“It was also interesting to see the reaction of customers shopping in these stores. They all seemed to have a smile on their faces and when you have happy people they are much more likely to part with their money if they see something they like,” said Lynne Allan.

“So, at the Dairy we have accumulated a dozen different dealers around us specialising in knitting wool, vintage lace, baskets, fabrics and French antiques. There is Arts and Crafts furniture, old garden tools and locally grown herbs. There’s a photographer, with his own take on the local scenery, a stonemason making enormous troughs and an upholsterer with her own workshop.”

Architectural items such as doors, beams, fireplaces, mirrors, baths and brassware dot the buildings and there’s a small car for sale. And cementing all this together is the Restoration Coffee Shop which specialises in artisan coffee and freshly baked cakes and scones, soups and sandwiches. “We have our own hens, which customers can view from a special window, and of course we bake with the eggs and sell the surplus. There’s a marble bar made from Victorian fireplace shelves, on the terrace and it overlooks the River Till valley and the Cheviots beyond. In the autumn wild geese return from Greenland and as you sip a cappuccino or a glass of something you can listen to the piping calls of oystercatchers and curlews.

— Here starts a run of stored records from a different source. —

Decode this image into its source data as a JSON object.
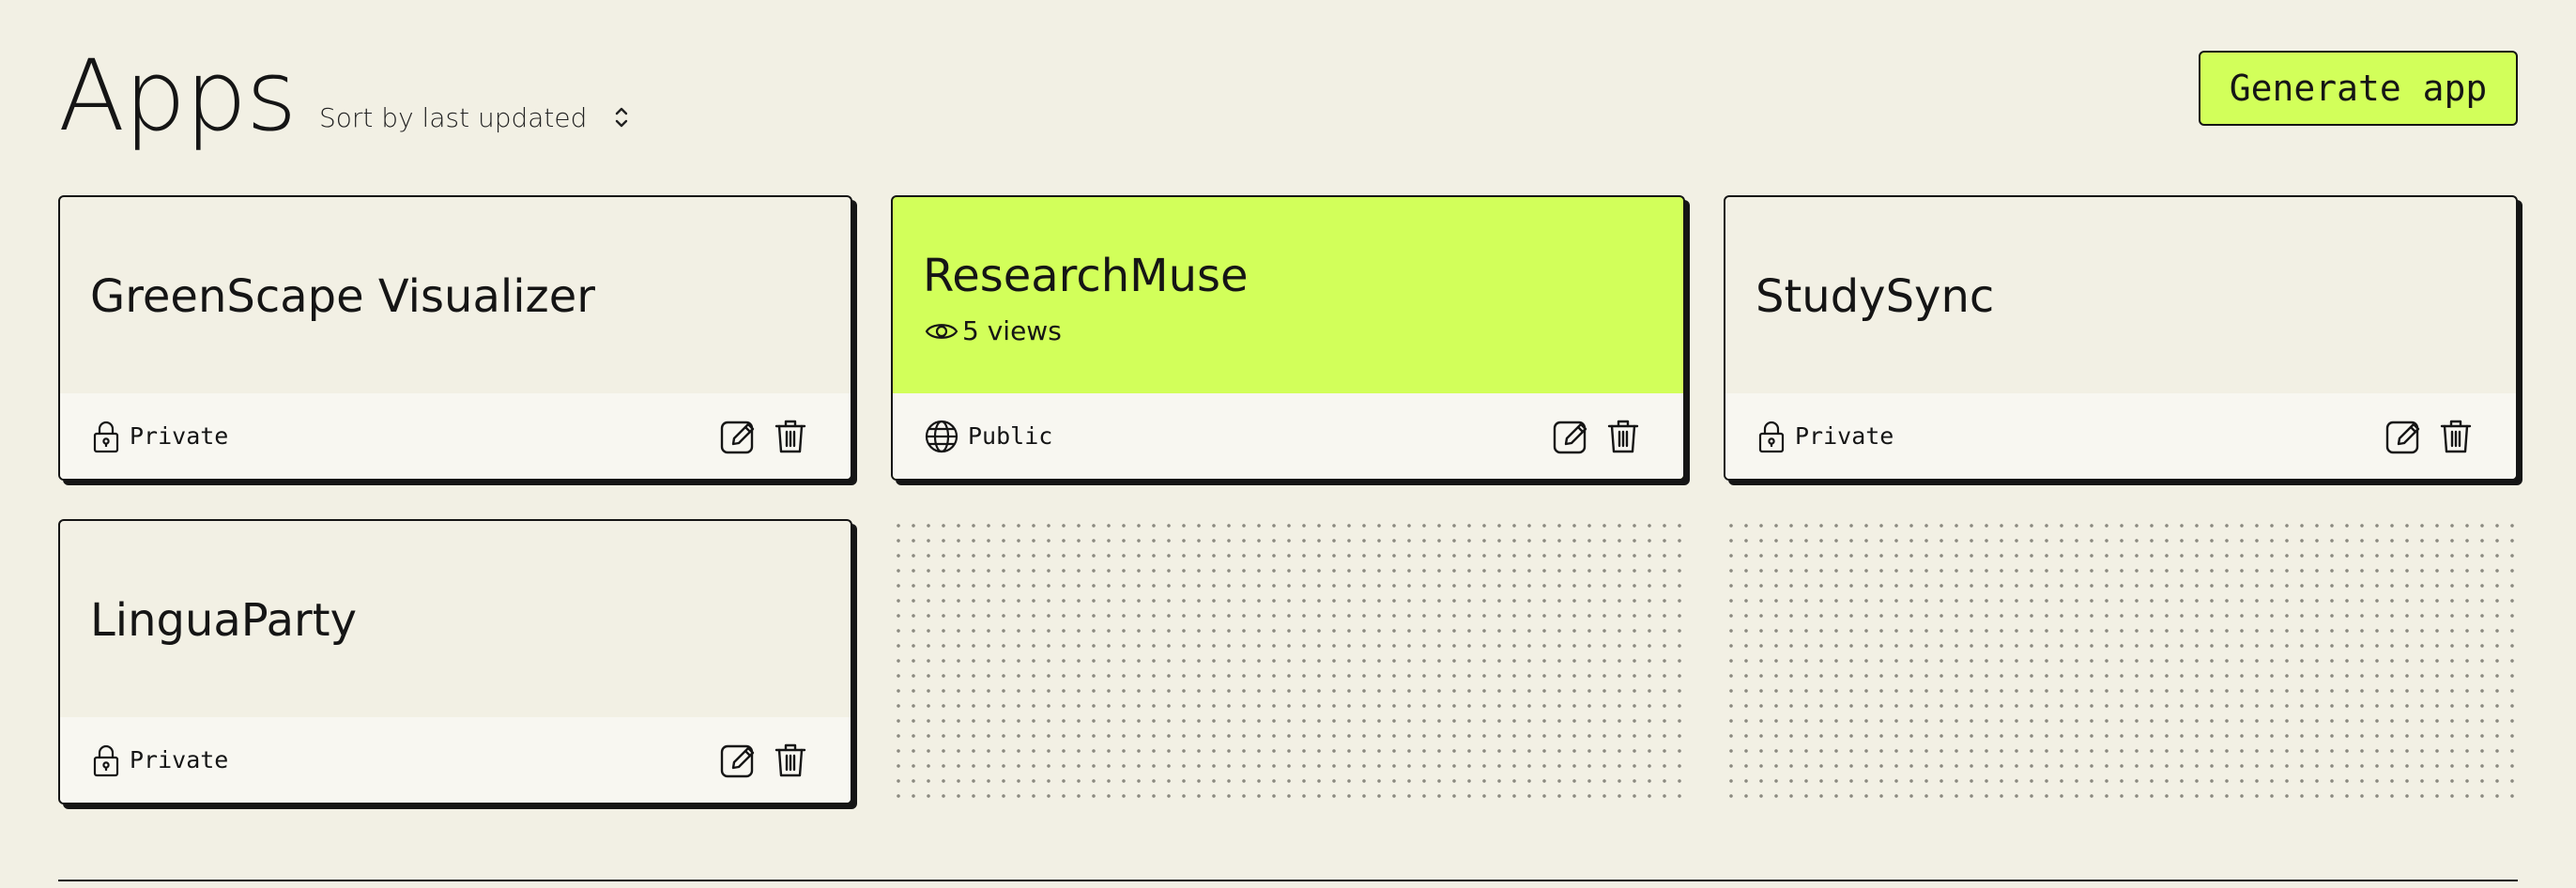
{
  "page": {
    "title": "Apps"
  },
  "sort": {
    "label": "Sort by last updated"
  },
  "header": {
    "generate_label": "Generate app"
  },
  "colors": {
    "accent": "#d2ff5a",
    "background": "#f2f0e4",
    "ink": "#151515"
  },
  "apps": [
    {
      "title": "GreenScape Visualizer",
      "visibility": "Private",
      "visibility_icon": "lock-icon"
    },
    {
      "title": "ResearchMuse",
      "views": "5 views",
      "visibility": "Public",
      "visibility_icon": "globe-icon",
      "highlighted": true
    },
    {
      "title": "StudySync",
      "visibility": "Private",
      "visibility_icon": "lock-icon"
    },
    {
      "title": "LinguaParty",
      "visibility": "Private",
      "visibility_icon": "lock-icon"
    }
  ]
}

Not even Antwerp can offer that!”

For more details please contact:

Keith and Lynne Allan
The Old Dairy in Ford,
Ford
Northumberland TD15 2PX
Tel: 01890 820325, 01289 302658
Mobile: 07710 902905

 

February 2012

LADY WATERFORD’S MARMALADE WINS PRESTIGIOUS SILVER AWARD

The Old Dairy at Ford in Northumberland is celebrating a hugely coveted and internationally recognised Silver Award at The World’s Original Marmalade Competition, which is held in Cumbria every year.

Lynne and Keith Allan, who run the Restoration Coffee Shop at The Old Dairy, together with their country store of architectural antiques and vintage interiors, entered one of their marmalade recipes called Lady Waterford’s Orange Marmalade with Chips in the Artisan section. They beat off competition from accredited marmalade makers throughout the United Kingdom as well as countries like America, Canada, Australia and New Zealand to win their Silver award in the Seville orange medium cut category.

“I can’t tell you how delighted we are to take the silver award at this amazing marmalade festival,” Lynne Allan told us. The artisan section is a hard fought and highly prized section of the competition with the likes of the Ludlow Food Centre taking part and goodness knows how many other excellent marmalades makers.”

The Allans started making their own jams and marmalades last year to sell and serve from their Restoration Coffee Shop using garden-picked and local fruit wherever possible. The winning recipe is a Victorian one that dates back to when Lady Waterford came to Ford Castle in 1859.

“Lady Waterford was a remarkable woman. Over a period of thirty years she did so much for the village of Ford and the people who lived around her. She knew Ruskin and Gladstone; Landseer painted her portrait and her sister was Lady in Waiting to Queen Victoria and so we thought it rather fitting that we should name our preserves after her as a sort of dedication to the special legacy she has left us in Ford,” said Keith Allan.

The World’s Original Marmalade Competition takes place at Dalemain near Penrith in Cumbria and attracts entries from top marmalade producers keen to have their marmalades judged by such well known figures as Lady Claire MacDonald, food writer and hotelier from the Isle of Skye, baking guru Dan Lepard and Jonathan Miller, New Product Development Buyer at Fortnum & Mason.

The marmalades are judged for taste, aroma, set, looks and style and the two-day festival draws thousands of people interested in the hugely popular world of making preserves.

The Festival is in its seventh year and was started by Jane Hassell-McCosh, whose family has lived at Dalemain for an incredible eleven generations.

Meanwhile the Allans have now got the marmalade bit (or should that be bits) between their teeth and are already making plans to enter next year’s competition where they’ll be hoping for gold.

END

Contact details:

Keith and Lynne Allan
The Old Dairy (opposite Ford Castle)
Ford
Northumberland.

Telephone: 01890 820325
01289 302658
Mobile: 07710 902905